For fabric Oldblue Co. use an 11oz brown duck selvedge. (It says 12oz on the label and 11oz other site, I suspect the former is the post wash weight.)

The duck fabric is produced by Cone Mills, their famous vintage shuttle looms using single continuous threads to produce a tighter, heavier and more durable fabric. (The same mill where the bulk of LVC’s fabric is produced.)
This duck fabric starts out quite rigid and gets heavier after it’s first soak

For the hardware Old Blue have used Japanese made 100% copper washers - burr rivets and silver "Laurel Leaf" iron plated doughnut buttons. The custom-made brass cinch back hardware is made in Indonesia, and given an antique copper finish.

New Utility - Old Blue Duck Canvas Jacket


The leather patch is a bison hide imported from its origin, USA. According to Old Blue it varies in thickness, 3-4 oz on average, or 1.4 – 1.6 mm. Genuine American bison leather is more than 40% stronger than the traditional cowhide and known for its strength and durability. Compared to the cowhide, bison leather grain is more pronounced, and the fibers are also thicker.

New Utility - Old Blue Duck Canvas Jacket


The fabric sanforised, however after a first soak there's just under a centimetre of shrinkage on the sleeves and the jacket in now nice and snug across the chest.

So, the verdict? This is great little jacket and very well made. I hope labels like this grow and thrive to make the denim industry, or the selvedge part of it at least, a more diverse place.

The jacket is available from Oldblue Co. here.

Friday, 5 February 2016

Weekend Man-Food - Spiced Mozzarella Stuffed Meatballs

As regular readers will know I've been away with the British Army for a long while and, horror of horrors, have had to subsist on the slop provided by their civilian contractors for the last year.

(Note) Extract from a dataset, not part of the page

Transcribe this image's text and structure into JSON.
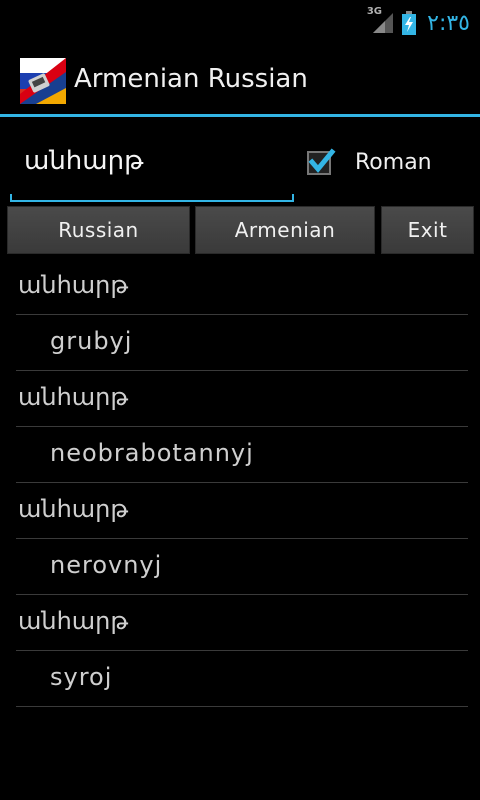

The MOD should be utterly ashamed of what it feeds its troops, but I digress.

Well, I'm home now and have had an emotional reunion with my kitchen! So, here's the first Weekend Manfood post for a long time. I had this at a restaurant last year whilst nursing the mother of all hangovers after a friends' wedding. I knew immediately I had make this dish at home.

I give you meat stuffed with cheese... or mozzerella stuffed meatballs.

Meat. Cheese. Oh yes!


Assemble the following:

500g beef mince
100g chorizo, diced in to small cubes
1 hunk mozzarella, diced in to small cubes
250ml bread crumbs
100ml milk
2 eggs, beaten
3 tbs of Herbs de Provence
1 tsp smoked paprika
1 tsp ground garlic
1tsp ground black pepper
1tsp salt
1/2 tsp cayenne pepper
1/2 tsp chilli flakes

Throw the whole lot in to a large glass bowl and mix thoroughly.

Form the meat in to ball and press the mozzarella cube in to the centre and re form.

Brown the meatballs in a large pan, then pour in some tomato sauce. Bring to the boil then lower the heat and simmer partially covered for an hour. (I have to admit I cheated here and used a jar of ready-made passata but it's easy enough to make your own sauce.)

Serve with penne. Simple as that. Have a good weekend chaps.